However, taking bowel cancer as an example (figure 2), relative survival in the UK is the least impressive of all six countries covered in the research, despite the fact that it’s improved by nearly 6 percentage points from what it was in 1995-1999.
Across all countries bowel cancer was, in fact, the ‘most improved’ cancer studied. However, the UK though bucked this trend and the biggest improvement was in a different area – breast cancer. This is probably because the other countries already had good breast cancer survival figures.
The data also showed that, of the three UK countries included in the study (England, Wales and Northern Ireland), Northern Ireland showed the best survival rates in all four cancer sites studied (figure 3).
What does it all mean?
This is the very first paper from one of the ICBP, and it establishes an up-to-date picture of how cancer survival rates differ between countries. It provides an extremely solid platform on which future work can be based. And as the authors write, the results show that “data quality and changes in classification are not likely explanations” for what they observed.
But as such it doesn’t, on its own, tell us anything about why these differences are occurring. This is work that the other groups will hope to answer over the coming years.
The module one group plan to publish several more papers in the near future, including a more detailed analysis of the data they’ve collected so far. And the other ICBP groups are already examining a range of potential reasons for these differences in survival. These include:
- late presentation and more advanced stage at diagnosis;
- differences in treatment;
- awareness and beliefs about cancer in the general public, and amongst GPs; and
- the delay from first symptoms to being diagnosed and treated.
The work of these ICBP groups, which Cancer Research UK is supporting, will ultimately help politicians and healthcare providers improve the outlook for cancer patients of the future.
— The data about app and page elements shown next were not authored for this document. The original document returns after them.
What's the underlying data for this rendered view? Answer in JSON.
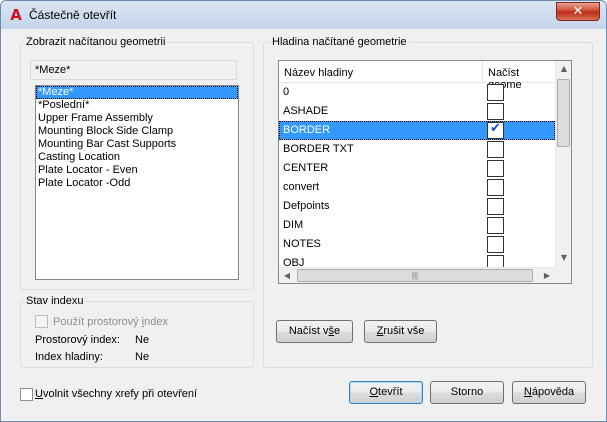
{
  "window": {
    "title": "Částečně otevřít",
    "close_glyph": "✕"
  },
  "left_group": {
    "label": "Zobrazit načítanou geometrii",
    "current_value": "*Meze*",
    "views": [
      {
        "label": "*Meze*",
        "selected": true
      },
      {
        "label": "*Poslední*",
        "selected": false
      },
      {
        "label": "Upper Frame Assembly",
        "selected": false
      },
      {
        "label": "Mounting Block Side Clamp",
        "selected": false
      },
      {
        "label": "Mounting Bar Cast Supports",
        "selected": false
      },
      {
        "label": "Casting Location",
        "selected": false
      },
      {
        "label": "Plate Locator - Even",
        "selected": false
      },
      {
        "label": "Plate Locator -Odd",
        "selected": false
      }
    ]
  },
  "index_group": {
    "label": "Stav indexu",
    "use_spatial_prefix": "Použít prostorový ",
    "use_spatial_mnemonic": "i",
    "use_spatial_suffix": "ndex",
    "spatial_index_label": "Prostorový index:",
    "spatial_index_value": "Ne",
    "layer_index_label": "Index hladiny:",
    "layer_index_value": "Ne"
  },
  "right_group": {
    "label": "Hladina načítané geometrie",
    "columns": [
      "Název hladiny",
      "Načíst geome"
    ],
    "layers": [
      {
        "name": "0",
        "load": false,
        "selected": false
      },
      {
        "name": "ASHADE",
        "load": false,
        "selected": false
      },
      {
        "name": "BORDER",
        "load": true,
        "selected": true
      },
      {
        "name": "BORDER TXT",
        "load": false,
        "selected": false
      },
      {
        "name": "CENTER",
        "load": false,
        "selected": false
      },
      {
        "name": "convert",
        "load": false,
        "selected": false
      },
      {
        "name": "Defpoints",
        "load": false,
        "selected": false
      },
      {
        "name": "DIM",
        "load": false,
        "selected": false
      },
      {
        "name": "NOTES",
        "load": false,
        "selected": false
      },
      {
        "name": "OBJ",
        "load": false,
        "selected": false
      }
    ],
    "tick_glyph": "✔",
    "load_all_prefix": "Načíst v",
    "load_all_mnemonic": "š",
    "load_all_suffix": "e",
    "clear_all_prefix": "",
    "clear_all_mnemonic": "Z",
    "clear_all_suffix": "rušit vše"
  },
  "footer": {
    "unload_xrefs_mnemonic": "U",
    "unload_xrefs_suffix": "volnit všechny xrefy při otevření",
    "open_prefix": "",
    "open_mnemonic": "O",
    "open_suffix": "tevřít",
    "cancel_label": "Storno",
    "help_prefix": "",
    "help_mnemonic": "N",
    "help_suffix": "ápověda"
  },
  "scroll": {
    "up": "▲",
    "down": "▼",
    "left": "◀",
    "right": "▶",
    "grip": "|||"
  }
}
Data collection is vital to demonstrating that cancer survival is improving
But there’s one final, and crucial, thing that these results provide us with – and that is evidence. There has been much talk in recent years of the need to protect frontline services in the current financial climate. But in order to carry on making progress as the country has done, we also need to ensure that the collection and analysis of information about cancer is also protected.
As our director of health information, Sara Hiom, told the media this morning, “reliable data – which are consistent across the country – are crucial to understanding the extent of the problem, and identifying the causes of survival gap within the UK and compared to other countries”.
As the government gears up to publish its new ‘refreshed’ cancer strategy in early 2011, it’s a point we urge them to keep in mind.
Coleman, M. et al (2010). Cancer survival in Australia, Canada, Denmark, Norway, Sweden, and the UK, 1995–2007 (the International Cancer Benchmarking Partnership): an analysis of population-based cancer registry data The Lancet DOI: 10.1016/S0140-6736(10)62231-3
Jane McCullough January 2, 2011
But isn’t this simply owing to better detection rates and the ever improving screening programs that gets rolled out?
Maybe we are simply seeing the long-term benifits of these programs finally coming about?
Henry Scowcroft December 22, 2010
In essence, it’s to do with how healthcare is funded and organised in these countries. To begin with, the ICBP wanted to compare countries with comparable expenditure on health care systems and access to national health services, so that they could limit – to an extent – the likely number of variables.
In the future, and once more is known about the differences between ourselves and these other comparable countries, it would certainly be very interesting to make comparisons with countries such as the USA, whose health services are very differently organised and funded.
S Hartridge December 22, 2010
It’s refreshing to read a balanced post on this news story. I am intrigued to know why the US wasn’t included?